First, the appeal court held that since the blog’s name included AGEA’s CLARIN trademark, AGEA was entitled to seek legal protection for it. It then noted that although the Trademark Law grants a trademark owner the right to prevent third parties from using its mark without authorisation, there is a difference between unauthorised use and mere reference. Mere reference can constitute legitimate use, provided that it is recognised that the trademark belongs to its respective owner and there is no intention to defame. The court demonstrated the difference between the two hypotheses by referring to Argentine case law on comparative advertising, which admits the use of a third party’s trademark for the purpose of giving information to consumers.
Therefore, the appeal court held that mere reference to AGEA’s trademark in the blog name did not constitute trademark infringement and did not create confusion, have a commercial purpose or mislead consumers. In this respect, the appeal court remarked that the common element of any trademark infringement is the likelihood of consumer confusion, or even – where there is no confusion – the likelihood of obtaining a benefit from the standing of the registered trademark.
For this reason, the appeal court found that the name of the blog captured the spirit of Kirchner’s quote and thus the public could assume that the content of the blog related to freedom of speech, the role of the media and a critique of how Clarín delivered information.
From this point of view, the court analysed the conflict between trademark rights and freedom of speech, and information in the landscape of the development of the Internet and related technologies. The court noted that in order to resolve a conflict between essential rights, there must be a balance between freedom of speech and opinion in the mass media (eg, the Internet) and society’s right to be informed, and the personal rights of trademark owners which may be affected by such opinions and information. Despite the protection given to trademarks by local and international legislation, the court favoured the preferred protection for freedom of speech because of its relevance in a democratic system.
In reaching its decision, the court invoked several international treaties signed by Argentina (Section 13(1) of the Convención Americana sobre Derechos Humanos, Section 19 of the Pacto Internacional de Derechos Civiles y Políticos and Section 4 of the Declaración Americana de los Derechos y Deberes del Hombre), an earlier opinion rendered by the Corte Interamericana de Derechos Humanos regarding freedom of speech, local legislation (Decree-Law 554/1997, which declares internet access to be in the national interest of the Argentine people, Decree-Law 1279/1997 and Law 26.032, which provides that the Internet falls within the constitutional right to freedom of speech), and Supreme Court case law holding that action taken through a blog is protected by the constitutional right to freedom of speech (Sujarchuk v Warley, August 1 2013).
However, the appeal court also took into account the “lack of equivalence” between the CLARIN trademark and the group that owned it and a blog operated by a person solely for the purposes of debate. Therefore, the court found that AGEA had suffered no damage as a result of the blog.
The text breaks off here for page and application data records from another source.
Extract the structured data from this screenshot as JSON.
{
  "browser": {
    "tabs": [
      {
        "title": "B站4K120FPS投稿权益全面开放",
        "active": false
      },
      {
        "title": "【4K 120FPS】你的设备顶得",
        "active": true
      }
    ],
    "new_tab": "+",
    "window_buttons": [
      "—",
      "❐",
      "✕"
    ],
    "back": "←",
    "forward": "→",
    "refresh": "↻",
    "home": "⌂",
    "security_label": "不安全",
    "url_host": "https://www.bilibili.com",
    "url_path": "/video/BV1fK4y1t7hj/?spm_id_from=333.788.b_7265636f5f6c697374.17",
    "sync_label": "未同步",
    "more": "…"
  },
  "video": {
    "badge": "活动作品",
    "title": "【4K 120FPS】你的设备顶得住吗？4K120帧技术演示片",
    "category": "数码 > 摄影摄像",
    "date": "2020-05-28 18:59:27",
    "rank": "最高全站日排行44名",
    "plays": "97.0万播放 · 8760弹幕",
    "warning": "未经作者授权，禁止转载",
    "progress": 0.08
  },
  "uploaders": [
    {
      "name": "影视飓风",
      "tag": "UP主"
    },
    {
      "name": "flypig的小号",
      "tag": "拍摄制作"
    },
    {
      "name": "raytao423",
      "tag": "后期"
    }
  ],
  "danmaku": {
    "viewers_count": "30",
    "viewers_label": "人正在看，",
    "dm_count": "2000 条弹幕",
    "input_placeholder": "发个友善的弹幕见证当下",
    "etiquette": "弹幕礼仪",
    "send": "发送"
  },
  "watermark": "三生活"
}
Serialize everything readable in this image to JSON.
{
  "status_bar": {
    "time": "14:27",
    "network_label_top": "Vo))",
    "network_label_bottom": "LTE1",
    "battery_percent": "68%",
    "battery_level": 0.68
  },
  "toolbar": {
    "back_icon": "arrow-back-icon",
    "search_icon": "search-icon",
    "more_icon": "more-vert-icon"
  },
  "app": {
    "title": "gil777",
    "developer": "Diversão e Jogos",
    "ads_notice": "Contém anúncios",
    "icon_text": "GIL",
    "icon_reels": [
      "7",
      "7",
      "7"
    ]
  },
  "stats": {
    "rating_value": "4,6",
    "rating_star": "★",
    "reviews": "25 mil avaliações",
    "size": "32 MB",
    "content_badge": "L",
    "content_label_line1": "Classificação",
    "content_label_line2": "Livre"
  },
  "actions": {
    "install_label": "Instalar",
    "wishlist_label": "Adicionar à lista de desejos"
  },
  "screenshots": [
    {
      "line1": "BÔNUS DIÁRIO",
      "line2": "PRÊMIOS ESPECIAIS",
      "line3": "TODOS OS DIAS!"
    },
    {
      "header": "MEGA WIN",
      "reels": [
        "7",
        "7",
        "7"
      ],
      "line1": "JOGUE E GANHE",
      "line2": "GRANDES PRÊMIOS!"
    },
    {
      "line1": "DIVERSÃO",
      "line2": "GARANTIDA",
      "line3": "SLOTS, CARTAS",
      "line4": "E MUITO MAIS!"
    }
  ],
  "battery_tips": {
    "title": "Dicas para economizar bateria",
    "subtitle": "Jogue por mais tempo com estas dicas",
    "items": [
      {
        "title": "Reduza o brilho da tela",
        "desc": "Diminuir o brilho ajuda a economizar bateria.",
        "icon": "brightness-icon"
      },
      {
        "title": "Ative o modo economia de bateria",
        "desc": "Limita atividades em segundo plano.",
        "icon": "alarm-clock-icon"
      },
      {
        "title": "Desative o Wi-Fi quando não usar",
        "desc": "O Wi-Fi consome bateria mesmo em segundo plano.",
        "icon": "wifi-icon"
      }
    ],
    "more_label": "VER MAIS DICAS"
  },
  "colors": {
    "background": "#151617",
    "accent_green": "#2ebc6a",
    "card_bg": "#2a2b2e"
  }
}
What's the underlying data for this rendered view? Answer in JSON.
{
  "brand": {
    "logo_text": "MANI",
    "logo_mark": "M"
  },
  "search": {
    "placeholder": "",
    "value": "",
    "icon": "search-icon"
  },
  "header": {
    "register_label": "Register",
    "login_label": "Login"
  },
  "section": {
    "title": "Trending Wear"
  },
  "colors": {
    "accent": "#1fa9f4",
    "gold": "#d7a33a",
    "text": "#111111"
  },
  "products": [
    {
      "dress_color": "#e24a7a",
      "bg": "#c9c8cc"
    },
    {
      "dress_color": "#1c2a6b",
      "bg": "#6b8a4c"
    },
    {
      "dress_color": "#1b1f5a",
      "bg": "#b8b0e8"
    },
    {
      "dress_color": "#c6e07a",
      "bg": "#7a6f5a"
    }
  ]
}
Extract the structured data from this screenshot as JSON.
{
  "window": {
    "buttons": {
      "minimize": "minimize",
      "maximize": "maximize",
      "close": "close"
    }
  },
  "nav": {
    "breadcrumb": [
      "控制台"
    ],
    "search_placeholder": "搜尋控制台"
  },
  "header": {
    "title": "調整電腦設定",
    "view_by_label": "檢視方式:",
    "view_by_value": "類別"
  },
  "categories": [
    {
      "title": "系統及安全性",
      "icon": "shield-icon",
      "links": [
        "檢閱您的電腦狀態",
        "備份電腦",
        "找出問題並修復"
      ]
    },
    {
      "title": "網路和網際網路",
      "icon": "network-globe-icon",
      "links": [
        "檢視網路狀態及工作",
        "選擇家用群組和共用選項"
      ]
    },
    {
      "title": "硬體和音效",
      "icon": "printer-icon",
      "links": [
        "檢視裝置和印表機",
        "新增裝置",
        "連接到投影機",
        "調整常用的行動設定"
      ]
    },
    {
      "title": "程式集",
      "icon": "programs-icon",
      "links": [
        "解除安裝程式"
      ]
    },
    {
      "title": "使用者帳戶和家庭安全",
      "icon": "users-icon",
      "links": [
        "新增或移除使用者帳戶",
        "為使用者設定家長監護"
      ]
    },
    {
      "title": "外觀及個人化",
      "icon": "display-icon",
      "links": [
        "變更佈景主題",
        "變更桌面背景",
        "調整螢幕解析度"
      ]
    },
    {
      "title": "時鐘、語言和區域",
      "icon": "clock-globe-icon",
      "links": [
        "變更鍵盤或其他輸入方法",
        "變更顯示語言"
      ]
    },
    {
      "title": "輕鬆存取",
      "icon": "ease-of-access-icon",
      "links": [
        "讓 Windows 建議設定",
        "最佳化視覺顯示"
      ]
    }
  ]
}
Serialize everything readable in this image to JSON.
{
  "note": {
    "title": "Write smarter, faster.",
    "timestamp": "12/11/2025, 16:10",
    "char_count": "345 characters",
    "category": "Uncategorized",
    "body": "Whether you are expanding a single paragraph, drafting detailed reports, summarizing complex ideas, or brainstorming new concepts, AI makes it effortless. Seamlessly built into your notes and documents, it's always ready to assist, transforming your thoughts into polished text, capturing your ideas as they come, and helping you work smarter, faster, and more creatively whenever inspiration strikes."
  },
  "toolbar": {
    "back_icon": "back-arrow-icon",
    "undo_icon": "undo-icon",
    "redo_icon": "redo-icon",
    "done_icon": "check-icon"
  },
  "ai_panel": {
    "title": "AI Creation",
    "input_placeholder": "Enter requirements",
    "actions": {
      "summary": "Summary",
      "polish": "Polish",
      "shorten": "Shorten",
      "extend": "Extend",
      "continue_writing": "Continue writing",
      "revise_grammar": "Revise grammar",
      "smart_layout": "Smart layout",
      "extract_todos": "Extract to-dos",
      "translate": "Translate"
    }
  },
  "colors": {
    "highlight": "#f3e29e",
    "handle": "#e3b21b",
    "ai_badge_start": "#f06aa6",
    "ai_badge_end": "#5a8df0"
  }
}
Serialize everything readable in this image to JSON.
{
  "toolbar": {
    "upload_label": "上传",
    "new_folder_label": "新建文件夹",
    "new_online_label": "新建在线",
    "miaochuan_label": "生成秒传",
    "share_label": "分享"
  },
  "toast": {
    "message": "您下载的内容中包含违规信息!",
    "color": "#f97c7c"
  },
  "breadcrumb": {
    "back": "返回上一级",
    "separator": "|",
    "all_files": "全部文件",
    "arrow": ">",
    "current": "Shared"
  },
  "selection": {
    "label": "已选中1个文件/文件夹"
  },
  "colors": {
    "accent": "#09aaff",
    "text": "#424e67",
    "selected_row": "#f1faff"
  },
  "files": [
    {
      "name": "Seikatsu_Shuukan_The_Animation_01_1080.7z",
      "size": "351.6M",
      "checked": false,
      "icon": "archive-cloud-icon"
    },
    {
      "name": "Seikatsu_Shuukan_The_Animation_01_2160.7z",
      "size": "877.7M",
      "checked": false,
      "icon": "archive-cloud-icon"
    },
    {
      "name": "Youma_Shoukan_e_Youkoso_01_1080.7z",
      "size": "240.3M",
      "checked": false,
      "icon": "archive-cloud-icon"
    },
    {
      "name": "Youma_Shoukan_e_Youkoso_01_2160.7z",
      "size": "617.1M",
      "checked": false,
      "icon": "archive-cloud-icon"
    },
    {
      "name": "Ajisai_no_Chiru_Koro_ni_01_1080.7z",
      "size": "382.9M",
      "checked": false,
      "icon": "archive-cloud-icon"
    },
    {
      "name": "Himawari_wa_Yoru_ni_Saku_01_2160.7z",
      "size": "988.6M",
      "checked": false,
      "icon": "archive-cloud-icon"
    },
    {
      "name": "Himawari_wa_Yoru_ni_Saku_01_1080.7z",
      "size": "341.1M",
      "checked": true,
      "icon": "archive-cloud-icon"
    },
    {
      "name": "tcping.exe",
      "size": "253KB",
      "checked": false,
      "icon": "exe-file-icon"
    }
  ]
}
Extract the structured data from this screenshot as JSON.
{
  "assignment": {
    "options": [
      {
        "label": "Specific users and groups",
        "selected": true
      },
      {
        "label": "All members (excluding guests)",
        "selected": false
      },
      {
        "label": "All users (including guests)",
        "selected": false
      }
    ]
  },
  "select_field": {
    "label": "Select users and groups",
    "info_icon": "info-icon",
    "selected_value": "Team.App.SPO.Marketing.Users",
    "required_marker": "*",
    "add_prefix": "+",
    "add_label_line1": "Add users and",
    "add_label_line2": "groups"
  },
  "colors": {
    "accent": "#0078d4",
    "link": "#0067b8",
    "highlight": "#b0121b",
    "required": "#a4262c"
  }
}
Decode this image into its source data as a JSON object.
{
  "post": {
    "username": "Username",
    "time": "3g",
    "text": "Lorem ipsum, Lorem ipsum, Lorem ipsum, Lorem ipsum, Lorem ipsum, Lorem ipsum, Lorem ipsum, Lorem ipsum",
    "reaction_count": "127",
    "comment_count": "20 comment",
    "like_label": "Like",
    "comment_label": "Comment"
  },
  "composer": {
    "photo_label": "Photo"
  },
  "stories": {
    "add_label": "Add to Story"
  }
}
Finally, the court highlighted that the ruling did not mean that trademark owners should be left without protection against damage to their images or goodwill. In this regard the court quoted Supreme Court case law which clearly states that there are no absolute rights, and that the exercise of freedom of speech must not violate third-party rights.
Supreme Court case law clearly states that there are no absolute rights
Although conflicts involving blogs and websites and trademarks are not new, the case law is still developing because online technology and the use of the Internet are continually evolving. Therefore, it is advisable to check the latest case law developments before commencing any legal action to challenge the use of a trademark on a website, blog or social media post.